Hyundai Motor President Yoon Gap-han reportedly said during a recent collective bargaining with its labor union, “the days of the union demanding high wages like they did when Hyundai Motor grew rapidly are past.”
Hyundai Motor’s labor cost has not only far exceeded the industry average but has already reached its limits, he said.
“Sales have plunged in the US and China this year and orders for production have declined sharply,” Yoon said. “The time when overtime is not needed may come sooner than expected.”
It is exceptional for the Hyundai Motor president to speak to the union this bluntly about difficulties facing the company.
However, considering the crisis Hyundai Motor faces, his warning does not seem to be an exaggeration.
Its operating and net profits for the first half of this year shrank 16.4 percent and 34.3 percent, respectively, from a year earlier. Its second-quarter 2017 earnings dropped 48.2 percent year-on-year.
The management and union have negotiated 24 times, but failed to reach an agreement. The union went on partial strike on Aug. 10.
The union has gone on strike for the sixth consecutive year.
Company officials estimates the strikes will cause 500 billion won in lost production.
According to the management a pay raise is impossible unless seniority-based pay is excluded from the increase. It proposed a smaller-than-usual bonus.
The union demands increased wages, in addition to annual raises, and that 30 percent of the company’s net profit be distributed in bonuses.
The union also demands an agreement to guarantee the employment of its members even if the “fourth industrial revolution” arrives. On the other hand, the company has taken a position that it is difficult to preserve jobs within the current cost structure when the fourth industrial revolution begins in earnest.
The differences between the two sides look too wide to narrow.
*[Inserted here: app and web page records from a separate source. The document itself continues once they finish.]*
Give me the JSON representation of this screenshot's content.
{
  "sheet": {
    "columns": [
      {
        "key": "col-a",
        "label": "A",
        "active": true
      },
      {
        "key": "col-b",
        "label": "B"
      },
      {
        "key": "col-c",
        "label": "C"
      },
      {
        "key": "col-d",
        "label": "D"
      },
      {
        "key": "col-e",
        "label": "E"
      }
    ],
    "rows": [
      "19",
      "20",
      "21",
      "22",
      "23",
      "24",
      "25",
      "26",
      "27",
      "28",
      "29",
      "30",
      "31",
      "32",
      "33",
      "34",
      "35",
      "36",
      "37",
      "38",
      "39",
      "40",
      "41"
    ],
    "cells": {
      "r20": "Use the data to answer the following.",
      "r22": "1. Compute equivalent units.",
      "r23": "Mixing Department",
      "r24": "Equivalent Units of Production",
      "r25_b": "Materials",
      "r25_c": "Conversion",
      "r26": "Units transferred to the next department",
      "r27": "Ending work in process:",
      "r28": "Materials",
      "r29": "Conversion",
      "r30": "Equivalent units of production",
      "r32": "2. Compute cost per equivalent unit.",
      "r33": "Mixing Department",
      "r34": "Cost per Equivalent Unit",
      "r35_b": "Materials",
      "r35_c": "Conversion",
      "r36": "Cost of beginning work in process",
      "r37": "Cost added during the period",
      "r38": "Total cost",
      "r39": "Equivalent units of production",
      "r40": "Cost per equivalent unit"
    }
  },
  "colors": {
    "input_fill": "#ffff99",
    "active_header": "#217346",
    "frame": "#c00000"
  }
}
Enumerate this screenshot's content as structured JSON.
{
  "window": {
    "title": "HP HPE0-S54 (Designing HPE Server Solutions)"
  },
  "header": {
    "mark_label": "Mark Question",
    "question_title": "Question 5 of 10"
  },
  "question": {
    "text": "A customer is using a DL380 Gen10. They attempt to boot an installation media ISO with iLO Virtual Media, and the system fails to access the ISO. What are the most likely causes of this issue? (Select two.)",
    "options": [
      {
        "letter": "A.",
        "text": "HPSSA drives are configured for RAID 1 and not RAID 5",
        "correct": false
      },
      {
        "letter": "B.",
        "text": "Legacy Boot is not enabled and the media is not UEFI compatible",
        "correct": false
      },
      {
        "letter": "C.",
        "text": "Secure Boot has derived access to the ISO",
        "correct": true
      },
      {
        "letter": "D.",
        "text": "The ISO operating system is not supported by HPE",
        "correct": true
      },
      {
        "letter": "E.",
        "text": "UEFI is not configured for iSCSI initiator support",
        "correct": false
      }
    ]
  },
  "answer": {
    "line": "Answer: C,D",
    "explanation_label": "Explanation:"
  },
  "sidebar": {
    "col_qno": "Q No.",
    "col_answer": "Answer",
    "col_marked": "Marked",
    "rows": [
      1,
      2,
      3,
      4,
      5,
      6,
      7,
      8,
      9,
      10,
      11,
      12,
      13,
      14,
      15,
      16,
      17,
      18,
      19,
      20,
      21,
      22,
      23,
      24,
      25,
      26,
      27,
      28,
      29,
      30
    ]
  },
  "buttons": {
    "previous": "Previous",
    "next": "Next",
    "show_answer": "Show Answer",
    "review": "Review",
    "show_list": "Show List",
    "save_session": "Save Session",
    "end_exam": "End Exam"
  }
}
Hyundai Motor’s wage and welfare are said to be among the highest in the nation. The annual average salary per employee reached 94 million won ($82,640) last year, also among the highest in the world.
According to a recent report by Korea Institute for Industrial Economics & Trade, the global market share of Korean cars is expected to decrease from 5.2 percent in 2015 to 3.8 percent in 2025 due to high labor costs and low competitiveness.
According to the Korea Automobile Manufacturing Association, the wage-to-sales ratio of Korean carmakers is 12.2 percent, higher than 7.8 percent for Toyota in Japan and 9.5 percent for Volkswagen in Germany.
The Korean car manufacturers took 26.8 hours to produce a car, compared with 24.1 hours for Toyota and 23.4 hours for GM in the US.
The automobile industry is at a turning point characterized by electric vehicles.
Global competitors are pouring their fortunes into eco-friendly and self-driving cars.
Hyundai Motor and its sister corporation, Kia Motors, spent a combined 4 trillion won on research and development last year, while Toyota put in 1.037 trillion yen (11 trillion won).
It is doubtful if the Hyundai Motor union is aware of the falling competitiveness of the company.
Turning away from the president’s appeals, making excessive demands and pressing the management with strikes will hardly arouse sympathy from the public.
Moreover, if Hyundai Motor falls into troubled waters, it is not only its management and labor that will suffer. The survival of countless suppliers and their employees will also be threatened.
In 2015, the automobile industry accounted for 12 percent (about 190 trillion won) of domestic manufacturing output and employed more than 350,000 people, including those involved in manufacturing, shipping and sales.
If the company falls behind the global competition, the national economy will face a dismal future.
Yoon called for both management and labor to return to basics for survival, which are productivity and quality.
The union should not listen carelessly to his plea that now is time to need a new mind of trying to “save even a sheet of paper and a drop of water.”